Confidence in the National-led government's policies stimulating the industry has dropped dramatically from those who prior to the election believed the policies would positively impact the industry (60 percent), to 77 percent now believing they will not.
Another blow to the industry has been the Rugby World Cup not being the 'bright hope' participants expected when surveyed in August 2011. Only 26 percent of those surveyed reported the event had a positive effect on their branding and sales.
According to the survey, export markets present the biggest opportunity for growth in the industry, with more than 60 percent of respondents looking at exporting to new markets in 2012.
Asia is increasing in popularity as the export market with the most potential and, whilst it is acknowledged this market will take time to develop, there is an optimism that such ventures will pay off in the longer term. Currently 47 percent of respondents are exporting to China and Hong Kong, with 76 percent saying they are planning to export there in the next five years.
Once again the biggest threat to the industry identified in the survey nationally is the volatile and high exchange rate, impacting export profitability. Although many respondents remain positive about the opportunities new export markets may bring, some markets, particularly Europe and USA, were identified as becoming increasingly uncompetitive due to the high New Zealand dollar.
On another note, there is a degree of unrest throughout the industry about some contract processors now making and marketing their own wines, effectively competing against their winery customers. This situation may accelerate the movement of mid-sized players to merge and consolidate with others to increase sales strength, and rationalise distribution and infrastructure.

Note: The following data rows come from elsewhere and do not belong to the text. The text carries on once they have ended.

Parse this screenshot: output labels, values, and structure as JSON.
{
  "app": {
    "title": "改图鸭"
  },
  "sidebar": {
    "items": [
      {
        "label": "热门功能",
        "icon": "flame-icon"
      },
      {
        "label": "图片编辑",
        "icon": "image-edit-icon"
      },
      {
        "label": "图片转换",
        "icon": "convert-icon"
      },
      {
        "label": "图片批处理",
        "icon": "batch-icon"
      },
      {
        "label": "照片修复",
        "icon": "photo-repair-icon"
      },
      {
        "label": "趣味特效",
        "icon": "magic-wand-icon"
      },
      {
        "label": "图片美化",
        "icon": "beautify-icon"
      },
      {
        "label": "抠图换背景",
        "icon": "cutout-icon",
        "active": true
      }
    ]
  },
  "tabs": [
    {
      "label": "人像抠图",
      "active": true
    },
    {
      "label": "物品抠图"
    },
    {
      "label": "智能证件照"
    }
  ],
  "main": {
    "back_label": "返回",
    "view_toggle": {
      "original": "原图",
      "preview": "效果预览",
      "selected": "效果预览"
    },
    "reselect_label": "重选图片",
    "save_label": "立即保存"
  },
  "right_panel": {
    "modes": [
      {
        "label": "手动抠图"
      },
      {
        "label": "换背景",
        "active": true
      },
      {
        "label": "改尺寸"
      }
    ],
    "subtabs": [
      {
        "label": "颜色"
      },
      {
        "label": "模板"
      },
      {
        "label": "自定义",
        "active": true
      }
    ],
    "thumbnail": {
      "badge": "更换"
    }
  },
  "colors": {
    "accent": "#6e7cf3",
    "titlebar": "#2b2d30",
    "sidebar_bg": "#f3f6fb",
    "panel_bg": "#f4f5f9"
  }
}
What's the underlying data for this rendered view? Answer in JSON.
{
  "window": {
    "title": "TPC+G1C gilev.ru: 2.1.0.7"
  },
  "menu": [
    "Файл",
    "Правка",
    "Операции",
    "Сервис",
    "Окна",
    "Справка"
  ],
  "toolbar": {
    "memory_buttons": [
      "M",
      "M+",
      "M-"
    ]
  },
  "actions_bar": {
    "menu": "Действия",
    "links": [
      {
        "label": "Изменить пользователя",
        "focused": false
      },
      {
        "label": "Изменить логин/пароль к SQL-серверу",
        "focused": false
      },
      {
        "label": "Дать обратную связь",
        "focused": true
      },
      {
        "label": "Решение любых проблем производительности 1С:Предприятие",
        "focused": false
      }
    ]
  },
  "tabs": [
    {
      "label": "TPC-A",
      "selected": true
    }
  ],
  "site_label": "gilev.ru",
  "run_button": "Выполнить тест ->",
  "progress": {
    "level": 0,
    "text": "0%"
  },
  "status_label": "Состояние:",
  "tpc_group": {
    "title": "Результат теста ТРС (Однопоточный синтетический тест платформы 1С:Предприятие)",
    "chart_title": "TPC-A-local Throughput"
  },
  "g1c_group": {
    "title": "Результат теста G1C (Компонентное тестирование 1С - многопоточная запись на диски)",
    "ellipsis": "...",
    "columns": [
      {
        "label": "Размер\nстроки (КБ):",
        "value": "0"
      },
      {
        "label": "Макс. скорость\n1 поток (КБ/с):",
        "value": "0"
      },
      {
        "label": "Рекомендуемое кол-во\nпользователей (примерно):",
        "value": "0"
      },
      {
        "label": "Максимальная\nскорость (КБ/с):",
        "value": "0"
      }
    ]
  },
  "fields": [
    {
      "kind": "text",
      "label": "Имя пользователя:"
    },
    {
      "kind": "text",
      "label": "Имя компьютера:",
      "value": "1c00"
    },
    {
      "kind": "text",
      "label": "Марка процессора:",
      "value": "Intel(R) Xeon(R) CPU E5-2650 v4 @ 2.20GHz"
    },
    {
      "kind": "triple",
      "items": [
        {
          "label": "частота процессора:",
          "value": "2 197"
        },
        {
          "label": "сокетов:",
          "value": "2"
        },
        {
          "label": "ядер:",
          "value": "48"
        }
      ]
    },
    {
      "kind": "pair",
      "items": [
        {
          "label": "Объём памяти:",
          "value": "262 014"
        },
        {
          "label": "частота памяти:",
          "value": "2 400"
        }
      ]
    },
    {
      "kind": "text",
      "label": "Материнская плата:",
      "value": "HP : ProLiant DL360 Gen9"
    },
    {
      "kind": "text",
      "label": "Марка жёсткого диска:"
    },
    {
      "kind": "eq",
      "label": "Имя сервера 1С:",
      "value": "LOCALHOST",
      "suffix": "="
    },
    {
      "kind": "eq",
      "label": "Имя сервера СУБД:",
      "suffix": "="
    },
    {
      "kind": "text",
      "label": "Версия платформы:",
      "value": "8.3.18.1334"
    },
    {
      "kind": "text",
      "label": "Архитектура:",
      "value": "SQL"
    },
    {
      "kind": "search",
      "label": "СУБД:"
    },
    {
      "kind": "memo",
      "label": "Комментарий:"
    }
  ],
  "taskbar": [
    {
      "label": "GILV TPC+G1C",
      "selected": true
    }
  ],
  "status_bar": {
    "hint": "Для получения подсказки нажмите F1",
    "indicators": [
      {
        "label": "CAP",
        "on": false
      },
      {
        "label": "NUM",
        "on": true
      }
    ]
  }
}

The Markhams wine business confidence survey is conducted twice yearly by the national wine industry business development unit of the Markhams chartered accountancy and business advisory group.
It is conducted in Hawke's Bay, Wairarapa, Marlborough, Nelson, Canterbury, Central Otago and Auckland and covers topics such as sales and distribution, capital investment, branding and profitability.